Interface dataset entries:
····················
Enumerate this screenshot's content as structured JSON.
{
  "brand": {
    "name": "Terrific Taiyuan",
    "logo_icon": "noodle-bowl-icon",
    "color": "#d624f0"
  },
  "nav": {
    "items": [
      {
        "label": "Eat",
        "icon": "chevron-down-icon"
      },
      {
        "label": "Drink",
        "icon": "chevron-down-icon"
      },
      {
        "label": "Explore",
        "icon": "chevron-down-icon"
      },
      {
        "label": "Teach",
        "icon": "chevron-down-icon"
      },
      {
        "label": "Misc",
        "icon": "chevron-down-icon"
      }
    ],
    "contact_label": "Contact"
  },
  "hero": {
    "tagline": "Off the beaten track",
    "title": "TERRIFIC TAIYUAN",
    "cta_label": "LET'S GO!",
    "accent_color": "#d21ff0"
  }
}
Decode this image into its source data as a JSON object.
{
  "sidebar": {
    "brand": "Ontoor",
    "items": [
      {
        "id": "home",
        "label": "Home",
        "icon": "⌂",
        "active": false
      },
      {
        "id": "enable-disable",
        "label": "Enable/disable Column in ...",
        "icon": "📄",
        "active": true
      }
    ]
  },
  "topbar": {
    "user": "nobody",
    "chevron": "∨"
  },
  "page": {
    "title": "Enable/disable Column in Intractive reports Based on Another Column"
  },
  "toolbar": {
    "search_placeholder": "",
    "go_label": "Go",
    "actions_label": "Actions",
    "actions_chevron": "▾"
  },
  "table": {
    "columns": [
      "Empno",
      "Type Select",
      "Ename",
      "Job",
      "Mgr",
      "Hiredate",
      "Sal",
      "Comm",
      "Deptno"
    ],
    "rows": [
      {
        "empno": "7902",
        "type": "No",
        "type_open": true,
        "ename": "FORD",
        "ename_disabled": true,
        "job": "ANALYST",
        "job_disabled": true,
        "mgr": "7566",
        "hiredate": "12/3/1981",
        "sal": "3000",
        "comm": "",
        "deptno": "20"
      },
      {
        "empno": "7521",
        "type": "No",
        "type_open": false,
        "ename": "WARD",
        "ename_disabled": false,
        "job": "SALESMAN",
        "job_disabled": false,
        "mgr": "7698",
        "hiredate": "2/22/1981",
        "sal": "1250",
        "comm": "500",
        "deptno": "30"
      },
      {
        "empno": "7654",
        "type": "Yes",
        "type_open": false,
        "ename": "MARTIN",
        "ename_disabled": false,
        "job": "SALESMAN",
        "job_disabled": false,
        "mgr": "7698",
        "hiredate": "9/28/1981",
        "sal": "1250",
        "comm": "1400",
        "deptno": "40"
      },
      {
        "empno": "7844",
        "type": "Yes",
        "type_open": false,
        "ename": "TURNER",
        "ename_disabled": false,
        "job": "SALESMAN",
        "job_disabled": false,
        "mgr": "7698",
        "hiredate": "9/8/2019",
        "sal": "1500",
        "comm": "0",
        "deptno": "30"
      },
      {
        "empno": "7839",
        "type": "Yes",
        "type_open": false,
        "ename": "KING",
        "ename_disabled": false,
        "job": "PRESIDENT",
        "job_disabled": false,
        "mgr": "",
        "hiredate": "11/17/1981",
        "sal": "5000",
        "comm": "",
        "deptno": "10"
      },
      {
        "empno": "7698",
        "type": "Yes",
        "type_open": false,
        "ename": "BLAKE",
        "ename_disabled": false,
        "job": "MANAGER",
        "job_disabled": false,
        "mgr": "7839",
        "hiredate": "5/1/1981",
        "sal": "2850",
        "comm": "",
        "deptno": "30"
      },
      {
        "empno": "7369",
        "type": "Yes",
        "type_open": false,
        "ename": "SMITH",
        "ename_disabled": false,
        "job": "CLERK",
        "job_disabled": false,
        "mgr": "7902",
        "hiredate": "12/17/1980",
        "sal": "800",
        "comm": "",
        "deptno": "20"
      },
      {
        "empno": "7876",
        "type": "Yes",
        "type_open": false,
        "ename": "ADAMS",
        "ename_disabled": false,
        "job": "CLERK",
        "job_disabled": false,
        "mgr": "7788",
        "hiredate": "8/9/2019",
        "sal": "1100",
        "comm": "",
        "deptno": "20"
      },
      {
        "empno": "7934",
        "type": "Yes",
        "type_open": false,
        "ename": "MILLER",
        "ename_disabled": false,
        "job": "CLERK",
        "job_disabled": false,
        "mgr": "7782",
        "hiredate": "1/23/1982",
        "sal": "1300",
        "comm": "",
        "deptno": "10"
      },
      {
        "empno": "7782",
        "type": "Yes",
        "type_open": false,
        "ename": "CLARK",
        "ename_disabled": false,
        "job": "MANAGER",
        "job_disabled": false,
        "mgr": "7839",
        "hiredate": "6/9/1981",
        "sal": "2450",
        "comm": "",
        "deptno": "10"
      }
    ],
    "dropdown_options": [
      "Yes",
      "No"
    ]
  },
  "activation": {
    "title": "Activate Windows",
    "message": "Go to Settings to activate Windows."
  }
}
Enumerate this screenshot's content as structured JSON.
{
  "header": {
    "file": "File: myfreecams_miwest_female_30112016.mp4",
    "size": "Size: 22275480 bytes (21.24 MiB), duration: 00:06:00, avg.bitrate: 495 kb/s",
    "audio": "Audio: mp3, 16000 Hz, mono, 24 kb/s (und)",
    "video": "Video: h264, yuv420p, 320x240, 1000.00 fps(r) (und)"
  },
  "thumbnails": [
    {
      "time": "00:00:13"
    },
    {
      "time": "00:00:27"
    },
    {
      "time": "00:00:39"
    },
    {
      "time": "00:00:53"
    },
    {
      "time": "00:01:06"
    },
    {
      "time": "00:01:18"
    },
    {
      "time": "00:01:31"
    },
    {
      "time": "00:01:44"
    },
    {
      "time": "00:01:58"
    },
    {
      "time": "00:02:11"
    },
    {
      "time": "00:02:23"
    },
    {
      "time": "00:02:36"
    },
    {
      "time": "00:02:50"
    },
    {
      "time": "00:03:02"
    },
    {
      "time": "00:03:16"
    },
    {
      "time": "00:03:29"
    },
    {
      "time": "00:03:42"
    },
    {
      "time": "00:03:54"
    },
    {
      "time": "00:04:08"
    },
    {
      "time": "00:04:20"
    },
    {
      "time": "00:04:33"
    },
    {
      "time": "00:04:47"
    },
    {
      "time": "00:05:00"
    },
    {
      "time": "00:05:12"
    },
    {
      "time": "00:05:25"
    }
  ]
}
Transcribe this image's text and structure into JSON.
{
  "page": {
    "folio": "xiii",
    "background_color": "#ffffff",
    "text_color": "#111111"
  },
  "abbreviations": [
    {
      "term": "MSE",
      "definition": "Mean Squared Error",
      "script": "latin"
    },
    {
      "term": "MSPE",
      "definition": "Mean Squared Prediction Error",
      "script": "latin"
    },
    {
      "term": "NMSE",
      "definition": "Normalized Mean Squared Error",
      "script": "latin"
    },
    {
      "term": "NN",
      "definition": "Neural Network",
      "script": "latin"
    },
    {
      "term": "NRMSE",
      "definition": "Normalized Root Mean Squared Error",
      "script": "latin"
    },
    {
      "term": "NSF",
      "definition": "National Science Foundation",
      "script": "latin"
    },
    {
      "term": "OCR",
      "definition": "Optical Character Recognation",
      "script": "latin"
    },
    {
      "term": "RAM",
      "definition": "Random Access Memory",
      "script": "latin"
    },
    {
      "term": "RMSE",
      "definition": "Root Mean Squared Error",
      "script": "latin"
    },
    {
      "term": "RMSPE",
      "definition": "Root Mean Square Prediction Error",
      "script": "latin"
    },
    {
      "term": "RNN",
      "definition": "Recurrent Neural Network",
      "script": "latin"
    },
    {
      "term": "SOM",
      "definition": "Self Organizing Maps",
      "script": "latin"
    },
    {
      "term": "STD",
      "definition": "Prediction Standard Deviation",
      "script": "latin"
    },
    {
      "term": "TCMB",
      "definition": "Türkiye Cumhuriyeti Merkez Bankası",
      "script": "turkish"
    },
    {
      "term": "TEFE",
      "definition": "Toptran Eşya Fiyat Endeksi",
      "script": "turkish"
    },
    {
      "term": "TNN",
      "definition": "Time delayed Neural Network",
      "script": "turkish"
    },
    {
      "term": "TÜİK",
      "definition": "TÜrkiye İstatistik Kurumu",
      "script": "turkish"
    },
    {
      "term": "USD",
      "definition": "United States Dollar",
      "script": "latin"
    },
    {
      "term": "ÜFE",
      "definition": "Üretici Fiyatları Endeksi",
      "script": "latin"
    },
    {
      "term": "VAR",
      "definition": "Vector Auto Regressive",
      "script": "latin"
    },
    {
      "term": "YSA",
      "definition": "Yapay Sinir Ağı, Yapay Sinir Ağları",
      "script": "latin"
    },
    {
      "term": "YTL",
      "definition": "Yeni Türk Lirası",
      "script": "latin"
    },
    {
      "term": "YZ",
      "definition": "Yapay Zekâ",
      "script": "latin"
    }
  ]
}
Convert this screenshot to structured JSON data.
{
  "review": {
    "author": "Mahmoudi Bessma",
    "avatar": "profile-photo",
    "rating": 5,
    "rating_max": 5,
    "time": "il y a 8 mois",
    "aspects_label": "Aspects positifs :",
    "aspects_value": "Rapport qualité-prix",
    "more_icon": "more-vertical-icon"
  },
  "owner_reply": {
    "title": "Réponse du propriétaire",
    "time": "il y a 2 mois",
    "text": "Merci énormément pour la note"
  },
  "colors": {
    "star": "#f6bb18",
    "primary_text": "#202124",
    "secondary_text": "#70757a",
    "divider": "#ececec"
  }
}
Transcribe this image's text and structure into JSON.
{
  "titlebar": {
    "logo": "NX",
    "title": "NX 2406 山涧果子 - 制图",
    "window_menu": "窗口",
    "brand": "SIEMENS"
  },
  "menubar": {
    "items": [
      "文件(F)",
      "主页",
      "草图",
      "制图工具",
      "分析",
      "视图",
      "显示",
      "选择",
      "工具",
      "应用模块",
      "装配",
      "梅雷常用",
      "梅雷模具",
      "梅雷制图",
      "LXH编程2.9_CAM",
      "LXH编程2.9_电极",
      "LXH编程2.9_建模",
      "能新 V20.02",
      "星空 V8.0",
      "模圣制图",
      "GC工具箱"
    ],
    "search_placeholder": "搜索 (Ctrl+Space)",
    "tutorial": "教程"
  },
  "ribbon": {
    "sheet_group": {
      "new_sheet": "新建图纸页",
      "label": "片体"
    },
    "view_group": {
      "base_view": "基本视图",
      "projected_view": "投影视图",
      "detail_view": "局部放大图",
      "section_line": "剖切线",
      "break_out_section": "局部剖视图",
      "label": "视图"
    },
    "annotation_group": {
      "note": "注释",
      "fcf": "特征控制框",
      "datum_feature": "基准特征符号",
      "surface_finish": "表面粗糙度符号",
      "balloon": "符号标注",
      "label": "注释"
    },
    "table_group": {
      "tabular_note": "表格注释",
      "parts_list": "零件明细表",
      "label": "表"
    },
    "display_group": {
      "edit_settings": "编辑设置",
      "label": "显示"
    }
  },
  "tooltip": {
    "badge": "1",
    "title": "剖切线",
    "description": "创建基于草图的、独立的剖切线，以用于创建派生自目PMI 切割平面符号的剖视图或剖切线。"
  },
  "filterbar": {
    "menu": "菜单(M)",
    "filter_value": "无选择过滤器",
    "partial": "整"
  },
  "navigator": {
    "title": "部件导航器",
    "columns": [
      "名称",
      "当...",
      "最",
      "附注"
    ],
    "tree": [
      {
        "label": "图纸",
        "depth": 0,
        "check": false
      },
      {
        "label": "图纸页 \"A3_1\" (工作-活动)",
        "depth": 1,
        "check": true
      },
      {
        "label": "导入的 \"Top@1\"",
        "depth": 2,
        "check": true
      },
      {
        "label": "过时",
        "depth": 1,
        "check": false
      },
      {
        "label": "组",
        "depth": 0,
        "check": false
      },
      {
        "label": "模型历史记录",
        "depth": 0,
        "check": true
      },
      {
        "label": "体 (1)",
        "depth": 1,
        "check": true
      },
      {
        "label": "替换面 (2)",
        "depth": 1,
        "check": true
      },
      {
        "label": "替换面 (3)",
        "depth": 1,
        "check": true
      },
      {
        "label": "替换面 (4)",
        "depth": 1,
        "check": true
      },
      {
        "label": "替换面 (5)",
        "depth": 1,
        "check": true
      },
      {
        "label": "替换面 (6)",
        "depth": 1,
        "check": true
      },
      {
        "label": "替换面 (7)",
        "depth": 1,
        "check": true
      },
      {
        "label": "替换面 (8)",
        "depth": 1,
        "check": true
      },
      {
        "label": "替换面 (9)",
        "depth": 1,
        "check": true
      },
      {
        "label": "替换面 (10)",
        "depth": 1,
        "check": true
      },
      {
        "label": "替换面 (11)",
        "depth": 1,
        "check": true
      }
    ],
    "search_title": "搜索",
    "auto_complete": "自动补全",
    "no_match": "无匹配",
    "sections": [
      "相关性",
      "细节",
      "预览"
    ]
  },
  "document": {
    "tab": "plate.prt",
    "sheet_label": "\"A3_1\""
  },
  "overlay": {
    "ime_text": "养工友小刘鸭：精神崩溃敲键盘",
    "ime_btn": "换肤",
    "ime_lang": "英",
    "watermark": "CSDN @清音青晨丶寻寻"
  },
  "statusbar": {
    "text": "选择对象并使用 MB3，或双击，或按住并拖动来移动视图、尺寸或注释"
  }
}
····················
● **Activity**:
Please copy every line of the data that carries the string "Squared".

● **Exercise answer**:
      "definition": "Mean Squared Error",
      "definition": "Mean Squared Prediction Error",
      "definition": "Normalized Mean Squared Error",
      "definition": "Normalized Root Mean Squared Error",
      "definition": "Root Mean Squared Error",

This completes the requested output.